Life is a learning curve of waiting and watching, of being in the moment and anticipating what’s to come.
It’s not easy.
Anticipation was high for holiday celebrations this year. The grands had plans, people to see, parties to attend. We had projects to finish, ideas we’d hoped to see to fruition.
Waiting and watching are exhausting. The faces of the grands reflected that–not disappointment but the weight of anticipation finally lifting.
They were tired.
We wear ourselves out with anticipation because we think what we want, what we wait for, is central to who we are.
Is it really?
New Year’s will be here soon, and we’ll go through the next iteration of resolutions, plans, and dreams for new beginnings. Commitments to do what we’ve put off doing all year.
And will put off again.
When I make a resolution, the focus is on me–my plan, my changes, my wants. Waiting for life to be different so I can change doesn’t work well–because I don’t easily change.
Life, however, isn’t just about me. I’m not the central character of all that happens, to me or around me. I may have an influence on others, and I may impact my immediate world, but I’m not the major player; I’m a minor character in an ongoing life production that changes constantly.
So I wait. With hopeful anticipation. I can’t quit or ignore what’s happening around me; not distance myself from living in the moment; not forget to be aware of others who have a role in life as well. I need to wait, watch and be present with who is around me and what is truly happening.
I don’t need to manage my image or the situation and circumstances to make them more than they are. I don’t need to impress anyone with what I have, can do, or will become.
Living in a culture of instant gratification can be confusing and disappointing when we’re made to wait for what we hope for. But we’re in good company.
Moses waited forty years to lead the Israelites out of Egypt after taking matters into his own hands in a major fail as a leader.
Sarah waited 25 years to have the son God had promised her.
David waited fifteen years to become king after he was anointed as king of Israel.
Waiting YEARS for something I’m promised, for what I hope for, seems impossible. How did these people do it?
“We WAIT IN HOPE for the Lord; He is our Help and our Shield.”
Waiting alone is untenable. It feels impossible, especially when it seems no one else is waiting. With God walking with us, His strength and calm enable us to persevere through the process.
Everyone waits. Life isn’t instant, no matter how much we want it to be. We’ve become conditioned to quick results with our technological advancements.
Matters of the heart, of emotional growth, of internal change, take time. We need the help of the Lord to make such changes. Because He is patient with us and waits for us to have soft hearts toward Him.

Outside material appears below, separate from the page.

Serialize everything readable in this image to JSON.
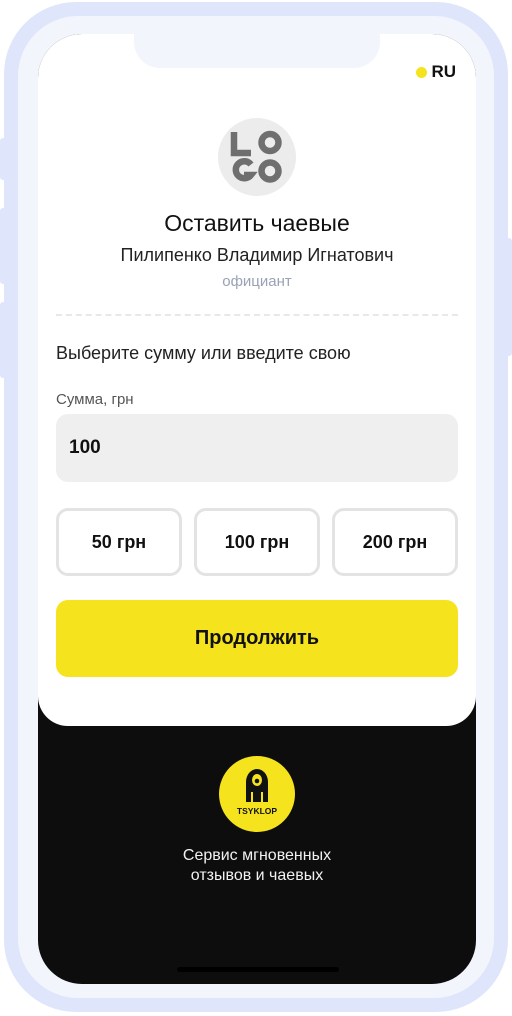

I’ll bypass the resolutions and focus on today. Making the next right choice.
Waiting for what’s worth waiting for.
For Who is worth waiting for.